“ALICE represents a large portion of hard-working Pennsylvanians who are essential to the local and state economy,” said GSVUW CEO Joanne Troutman. “ALICE individuals are relied upon to be the backbones of corporations, offering their support on a daily basis. Understanding the struggles and needs of ALICE is crucial in achieving permanent financial stability.”
The United Way’s Local Vision Project, which seeks grants and promotes workforce development is a way the group can promote self-sufficiency and financial stability, one of the United Way’s Priorities for Impact.
“The biggest problem is these families do not qualify for services,” said Troutman. “The Local Vision Project is privately funded. It’s something that helps serve basic needs of families in crisis situations, such as the closure of Wood-Mode, or someone who has a heart attack or on maternity leave but has no shortterm disability or savings. How many of us can go without a paycheck or two?”
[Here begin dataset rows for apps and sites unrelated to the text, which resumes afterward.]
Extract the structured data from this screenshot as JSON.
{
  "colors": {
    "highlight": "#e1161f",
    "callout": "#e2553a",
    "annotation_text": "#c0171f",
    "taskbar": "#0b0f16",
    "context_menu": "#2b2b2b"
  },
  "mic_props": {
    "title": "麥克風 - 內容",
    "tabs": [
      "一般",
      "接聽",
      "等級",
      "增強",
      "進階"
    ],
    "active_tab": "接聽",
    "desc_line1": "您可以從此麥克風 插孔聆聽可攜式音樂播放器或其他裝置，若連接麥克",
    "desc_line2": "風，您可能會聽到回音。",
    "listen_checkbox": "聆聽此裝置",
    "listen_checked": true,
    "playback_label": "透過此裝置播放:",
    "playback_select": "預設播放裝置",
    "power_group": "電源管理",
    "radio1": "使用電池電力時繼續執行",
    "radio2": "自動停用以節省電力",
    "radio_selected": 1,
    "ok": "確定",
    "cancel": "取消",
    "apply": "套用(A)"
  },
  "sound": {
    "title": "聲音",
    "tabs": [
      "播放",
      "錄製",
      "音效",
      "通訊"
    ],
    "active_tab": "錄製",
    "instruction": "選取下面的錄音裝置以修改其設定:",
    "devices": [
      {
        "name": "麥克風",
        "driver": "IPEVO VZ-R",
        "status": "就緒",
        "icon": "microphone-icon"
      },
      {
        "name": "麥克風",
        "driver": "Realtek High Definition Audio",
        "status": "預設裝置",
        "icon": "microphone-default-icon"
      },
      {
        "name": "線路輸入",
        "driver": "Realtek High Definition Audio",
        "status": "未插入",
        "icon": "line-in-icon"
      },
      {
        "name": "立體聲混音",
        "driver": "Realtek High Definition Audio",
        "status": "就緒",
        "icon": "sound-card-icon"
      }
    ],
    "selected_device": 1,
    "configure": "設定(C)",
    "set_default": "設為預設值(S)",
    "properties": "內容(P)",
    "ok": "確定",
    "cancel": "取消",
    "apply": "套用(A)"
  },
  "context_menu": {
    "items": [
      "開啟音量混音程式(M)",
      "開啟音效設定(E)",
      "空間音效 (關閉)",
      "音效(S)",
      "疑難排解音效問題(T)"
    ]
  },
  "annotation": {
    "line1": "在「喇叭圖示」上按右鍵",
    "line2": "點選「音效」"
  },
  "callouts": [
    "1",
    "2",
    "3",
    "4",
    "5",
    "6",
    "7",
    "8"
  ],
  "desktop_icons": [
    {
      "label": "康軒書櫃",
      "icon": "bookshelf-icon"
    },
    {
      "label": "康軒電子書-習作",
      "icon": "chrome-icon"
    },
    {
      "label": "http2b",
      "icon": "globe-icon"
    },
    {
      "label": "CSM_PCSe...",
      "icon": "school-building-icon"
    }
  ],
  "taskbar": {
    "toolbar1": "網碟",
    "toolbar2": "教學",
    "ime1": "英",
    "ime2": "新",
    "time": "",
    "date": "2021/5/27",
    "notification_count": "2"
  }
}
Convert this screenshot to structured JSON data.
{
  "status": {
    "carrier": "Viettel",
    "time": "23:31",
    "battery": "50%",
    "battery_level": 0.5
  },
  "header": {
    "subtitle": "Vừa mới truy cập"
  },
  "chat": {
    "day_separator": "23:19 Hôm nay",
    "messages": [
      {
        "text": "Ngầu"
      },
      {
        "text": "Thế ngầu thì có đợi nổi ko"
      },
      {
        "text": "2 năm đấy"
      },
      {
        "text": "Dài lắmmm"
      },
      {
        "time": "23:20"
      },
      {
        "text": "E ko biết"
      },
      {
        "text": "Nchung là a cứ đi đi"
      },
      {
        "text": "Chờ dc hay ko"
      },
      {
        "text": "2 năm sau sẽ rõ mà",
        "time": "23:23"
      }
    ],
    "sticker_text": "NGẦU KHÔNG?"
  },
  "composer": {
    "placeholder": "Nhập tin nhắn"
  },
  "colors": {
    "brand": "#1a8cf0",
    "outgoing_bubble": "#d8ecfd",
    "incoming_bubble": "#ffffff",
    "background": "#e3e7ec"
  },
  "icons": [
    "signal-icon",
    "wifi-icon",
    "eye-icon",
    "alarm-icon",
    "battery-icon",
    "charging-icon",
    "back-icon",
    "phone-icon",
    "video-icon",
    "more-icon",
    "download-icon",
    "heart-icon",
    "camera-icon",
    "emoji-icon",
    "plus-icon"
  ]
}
In the Valley, that number is smaller than most of us should be comfortable with. ALICE serves as a reminder that our neighbors are in need.
■ NOTE: Opinions expressed in The Daily Item’s editorials are the consensus of the publisher and top newsroom executives. Today’s was written by Managing Editor Bill Bowman.